According to a Toronto Star report, it turned out one of those building code regulations that could have been eliminated had to do with wheelchair accessibility! On Wednesday, February 14, Leach backed away from the paper, and later Vince Brescia, a special advisor to the minister, said Leach had never read the document before issuing it!

He said "Back to Basics" was "badly worded," and was "meant to be a statistical thing." The advisor said the government's real intent is to remove regulations designed to save energy and protect the environment, such as requirements for insulation and window glazing. To date the document has not been withdrawn or rewritten.

Michael Shapcott said while they may stumble along the way, we should have no doubts about the determination of the Conservatives to stay on this course.

This government has an absolutely clear vision of where it wants to go. It has a very detailed agenda it is intending to pursue. They know what they want and don't want to hear.

While we have difficulties speaking with them, they are meeting, on a regular basis, with the key organizations representing private landlords, private developers and private builders to flesh out this agenda. The Conservatives are obsessed with moving away from the post-war consensus of the government having a legitimate role in low- and moderate-income housing.

It is committed to moving towards a scenario where the only role government will have is creating market conditions at the upper end of the rental market. Then private landlords will build and charge enough rent to recover their costs and leave the rest of the population to deal with the leftovers.

The co-op movement has to meet this ideology head on. In reality housing is not just an ideological question. For those of us living in co-ops it is a question of home. It's where we live. It's the basis of our lives.

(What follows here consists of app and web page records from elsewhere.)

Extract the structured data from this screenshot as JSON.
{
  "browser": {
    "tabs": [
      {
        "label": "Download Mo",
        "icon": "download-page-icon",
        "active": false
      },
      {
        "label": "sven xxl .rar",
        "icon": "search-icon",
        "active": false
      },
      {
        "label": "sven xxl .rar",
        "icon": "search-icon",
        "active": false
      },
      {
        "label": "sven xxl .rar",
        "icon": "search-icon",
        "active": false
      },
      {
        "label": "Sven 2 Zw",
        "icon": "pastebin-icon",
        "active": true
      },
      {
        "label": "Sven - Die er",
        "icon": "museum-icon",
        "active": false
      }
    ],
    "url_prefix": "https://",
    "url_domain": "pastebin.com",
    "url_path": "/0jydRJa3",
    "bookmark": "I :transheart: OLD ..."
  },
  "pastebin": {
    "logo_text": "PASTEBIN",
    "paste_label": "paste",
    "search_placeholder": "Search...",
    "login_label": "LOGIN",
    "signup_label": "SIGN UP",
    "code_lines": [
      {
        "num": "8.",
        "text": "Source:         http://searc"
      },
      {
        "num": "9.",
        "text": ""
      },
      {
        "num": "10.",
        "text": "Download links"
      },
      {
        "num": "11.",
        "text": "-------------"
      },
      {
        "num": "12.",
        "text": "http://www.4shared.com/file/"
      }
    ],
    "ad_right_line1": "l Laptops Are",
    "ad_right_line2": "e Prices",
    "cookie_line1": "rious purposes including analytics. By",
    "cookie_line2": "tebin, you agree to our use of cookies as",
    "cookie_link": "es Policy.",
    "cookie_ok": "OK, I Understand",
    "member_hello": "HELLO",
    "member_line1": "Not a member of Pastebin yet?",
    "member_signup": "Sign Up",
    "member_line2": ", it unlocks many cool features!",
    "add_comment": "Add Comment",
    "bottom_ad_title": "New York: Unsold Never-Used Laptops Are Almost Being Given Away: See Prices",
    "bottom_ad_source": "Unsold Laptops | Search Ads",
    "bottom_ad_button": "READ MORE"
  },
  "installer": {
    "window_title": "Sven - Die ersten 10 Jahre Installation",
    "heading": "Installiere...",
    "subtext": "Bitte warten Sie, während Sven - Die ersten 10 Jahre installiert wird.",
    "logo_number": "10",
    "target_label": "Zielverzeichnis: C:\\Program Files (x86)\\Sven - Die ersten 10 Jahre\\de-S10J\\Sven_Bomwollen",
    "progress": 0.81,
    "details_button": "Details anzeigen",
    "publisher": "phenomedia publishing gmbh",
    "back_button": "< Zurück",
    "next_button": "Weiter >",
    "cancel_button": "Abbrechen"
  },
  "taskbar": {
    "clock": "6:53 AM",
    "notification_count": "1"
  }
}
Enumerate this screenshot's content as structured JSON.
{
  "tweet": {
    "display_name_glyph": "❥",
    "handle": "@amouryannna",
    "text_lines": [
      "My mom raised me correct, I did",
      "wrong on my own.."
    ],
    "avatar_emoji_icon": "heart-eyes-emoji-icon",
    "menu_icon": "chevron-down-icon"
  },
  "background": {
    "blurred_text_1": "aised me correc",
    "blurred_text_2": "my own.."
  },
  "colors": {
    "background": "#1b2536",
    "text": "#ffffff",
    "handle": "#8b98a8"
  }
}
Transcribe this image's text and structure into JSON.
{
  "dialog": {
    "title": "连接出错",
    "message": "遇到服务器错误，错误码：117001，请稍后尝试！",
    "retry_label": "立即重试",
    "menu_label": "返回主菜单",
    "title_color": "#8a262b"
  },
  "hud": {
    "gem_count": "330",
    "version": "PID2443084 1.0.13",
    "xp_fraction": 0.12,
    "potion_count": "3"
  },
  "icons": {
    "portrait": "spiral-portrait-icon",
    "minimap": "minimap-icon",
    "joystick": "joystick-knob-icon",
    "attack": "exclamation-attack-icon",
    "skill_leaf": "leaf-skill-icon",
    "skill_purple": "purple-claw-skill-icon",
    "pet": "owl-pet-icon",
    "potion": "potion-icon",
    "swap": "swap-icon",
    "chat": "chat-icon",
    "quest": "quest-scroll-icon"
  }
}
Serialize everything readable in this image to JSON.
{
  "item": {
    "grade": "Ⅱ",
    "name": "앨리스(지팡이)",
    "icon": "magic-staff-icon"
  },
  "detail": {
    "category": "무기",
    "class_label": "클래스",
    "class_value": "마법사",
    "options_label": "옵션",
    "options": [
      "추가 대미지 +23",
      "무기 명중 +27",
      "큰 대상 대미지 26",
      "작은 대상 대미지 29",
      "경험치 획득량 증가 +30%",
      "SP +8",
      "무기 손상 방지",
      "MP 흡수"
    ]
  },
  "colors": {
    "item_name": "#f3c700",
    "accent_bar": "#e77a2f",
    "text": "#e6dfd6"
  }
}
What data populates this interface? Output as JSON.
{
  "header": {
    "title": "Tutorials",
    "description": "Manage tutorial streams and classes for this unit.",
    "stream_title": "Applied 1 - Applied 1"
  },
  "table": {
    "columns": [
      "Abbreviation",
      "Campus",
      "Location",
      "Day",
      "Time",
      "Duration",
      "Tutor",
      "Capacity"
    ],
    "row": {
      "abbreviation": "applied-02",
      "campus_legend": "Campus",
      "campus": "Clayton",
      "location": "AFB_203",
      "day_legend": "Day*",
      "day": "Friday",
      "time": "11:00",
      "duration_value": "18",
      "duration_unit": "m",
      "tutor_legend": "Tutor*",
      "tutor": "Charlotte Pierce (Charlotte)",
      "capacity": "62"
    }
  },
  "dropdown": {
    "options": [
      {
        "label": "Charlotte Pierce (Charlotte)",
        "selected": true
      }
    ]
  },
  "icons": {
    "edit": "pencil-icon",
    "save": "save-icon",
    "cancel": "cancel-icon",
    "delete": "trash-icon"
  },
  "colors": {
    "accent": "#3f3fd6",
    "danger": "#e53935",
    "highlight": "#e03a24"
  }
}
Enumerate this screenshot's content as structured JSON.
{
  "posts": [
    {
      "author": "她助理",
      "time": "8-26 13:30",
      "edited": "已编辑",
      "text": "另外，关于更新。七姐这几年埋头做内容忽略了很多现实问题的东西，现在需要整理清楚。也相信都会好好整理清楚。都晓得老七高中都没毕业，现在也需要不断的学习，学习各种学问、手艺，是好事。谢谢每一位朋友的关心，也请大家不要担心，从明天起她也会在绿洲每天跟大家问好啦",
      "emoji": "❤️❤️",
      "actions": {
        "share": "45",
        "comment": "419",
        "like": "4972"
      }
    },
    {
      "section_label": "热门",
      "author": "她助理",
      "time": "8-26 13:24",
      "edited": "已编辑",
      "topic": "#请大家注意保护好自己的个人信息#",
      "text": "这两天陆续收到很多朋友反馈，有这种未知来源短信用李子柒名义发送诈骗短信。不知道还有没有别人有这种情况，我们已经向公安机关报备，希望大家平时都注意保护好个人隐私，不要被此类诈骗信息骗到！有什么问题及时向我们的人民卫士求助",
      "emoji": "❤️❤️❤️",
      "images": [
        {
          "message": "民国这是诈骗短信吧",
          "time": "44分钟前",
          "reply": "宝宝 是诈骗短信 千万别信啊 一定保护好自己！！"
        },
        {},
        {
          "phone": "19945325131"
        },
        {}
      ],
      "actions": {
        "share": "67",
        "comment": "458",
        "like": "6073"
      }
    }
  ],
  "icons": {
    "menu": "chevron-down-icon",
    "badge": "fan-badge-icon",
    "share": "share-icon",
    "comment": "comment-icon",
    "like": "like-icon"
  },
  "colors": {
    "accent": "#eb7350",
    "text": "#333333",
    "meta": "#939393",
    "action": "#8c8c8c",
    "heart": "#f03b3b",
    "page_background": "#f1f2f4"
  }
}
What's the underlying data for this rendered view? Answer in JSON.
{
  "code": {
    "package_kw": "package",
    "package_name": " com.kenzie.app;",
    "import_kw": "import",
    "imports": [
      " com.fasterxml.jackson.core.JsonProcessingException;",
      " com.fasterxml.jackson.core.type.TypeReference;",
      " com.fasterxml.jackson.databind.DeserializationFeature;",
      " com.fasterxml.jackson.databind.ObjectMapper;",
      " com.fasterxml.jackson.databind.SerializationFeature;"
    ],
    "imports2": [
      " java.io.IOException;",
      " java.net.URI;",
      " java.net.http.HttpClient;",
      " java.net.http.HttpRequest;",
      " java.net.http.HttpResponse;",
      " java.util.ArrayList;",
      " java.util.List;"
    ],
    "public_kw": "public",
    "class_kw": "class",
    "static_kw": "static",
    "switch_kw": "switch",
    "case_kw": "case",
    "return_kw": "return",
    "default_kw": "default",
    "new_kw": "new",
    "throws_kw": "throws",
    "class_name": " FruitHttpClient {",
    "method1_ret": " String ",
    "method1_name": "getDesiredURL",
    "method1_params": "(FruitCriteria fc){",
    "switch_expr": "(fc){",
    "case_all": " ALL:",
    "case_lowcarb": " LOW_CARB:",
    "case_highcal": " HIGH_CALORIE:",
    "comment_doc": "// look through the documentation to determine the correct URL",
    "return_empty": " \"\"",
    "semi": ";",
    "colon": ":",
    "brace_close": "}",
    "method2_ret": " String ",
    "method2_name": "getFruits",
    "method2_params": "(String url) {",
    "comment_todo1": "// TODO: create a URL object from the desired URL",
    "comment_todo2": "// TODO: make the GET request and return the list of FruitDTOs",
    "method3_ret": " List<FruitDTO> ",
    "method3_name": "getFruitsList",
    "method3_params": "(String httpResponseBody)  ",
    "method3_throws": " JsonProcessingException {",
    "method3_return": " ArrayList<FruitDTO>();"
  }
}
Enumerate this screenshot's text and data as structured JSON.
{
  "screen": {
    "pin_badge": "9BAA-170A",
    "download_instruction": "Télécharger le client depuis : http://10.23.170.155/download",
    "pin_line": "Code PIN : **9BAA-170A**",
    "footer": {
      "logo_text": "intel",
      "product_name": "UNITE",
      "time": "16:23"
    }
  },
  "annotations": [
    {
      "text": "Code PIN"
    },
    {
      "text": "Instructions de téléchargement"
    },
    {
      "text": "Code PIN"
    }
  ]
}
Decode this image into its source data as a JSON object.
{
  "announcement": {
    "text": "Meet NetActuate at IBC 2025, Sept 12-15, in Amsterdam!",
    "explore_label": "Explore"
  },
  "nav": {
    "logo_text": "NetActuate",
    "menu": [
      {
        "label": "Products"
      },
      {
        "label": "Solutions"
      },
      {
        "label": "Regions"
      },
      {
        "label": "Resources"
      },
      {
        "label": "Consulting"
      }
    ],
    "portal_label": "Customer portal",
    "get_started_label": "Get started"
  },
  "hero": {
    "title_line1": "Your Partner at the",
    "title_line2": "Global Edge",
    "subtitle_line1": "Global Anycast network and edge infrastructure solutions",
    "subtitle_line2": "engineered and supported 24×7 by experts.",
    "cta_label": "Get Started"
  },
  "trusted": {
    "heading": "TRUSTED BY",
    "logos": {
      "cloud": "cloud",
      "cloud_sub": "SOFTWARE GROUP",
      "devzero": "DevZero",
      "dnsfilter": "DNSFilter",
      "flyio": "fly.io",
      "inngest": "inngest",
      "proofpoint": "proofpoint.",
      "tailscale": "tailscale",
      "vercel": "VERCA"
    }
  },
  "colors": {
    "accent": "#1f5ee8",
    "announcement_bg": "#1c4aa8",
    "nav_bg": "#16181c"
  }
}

Note: The following article appeared in the April 1996 edition of our DAM newsletter and reflects rising concerns over the co-operative movement's future in an increasingly hostile environment. Since this article came out, co-operatives joined together and have won many battles to continue to exist. While the war isn't over, our prospects have greatly improved.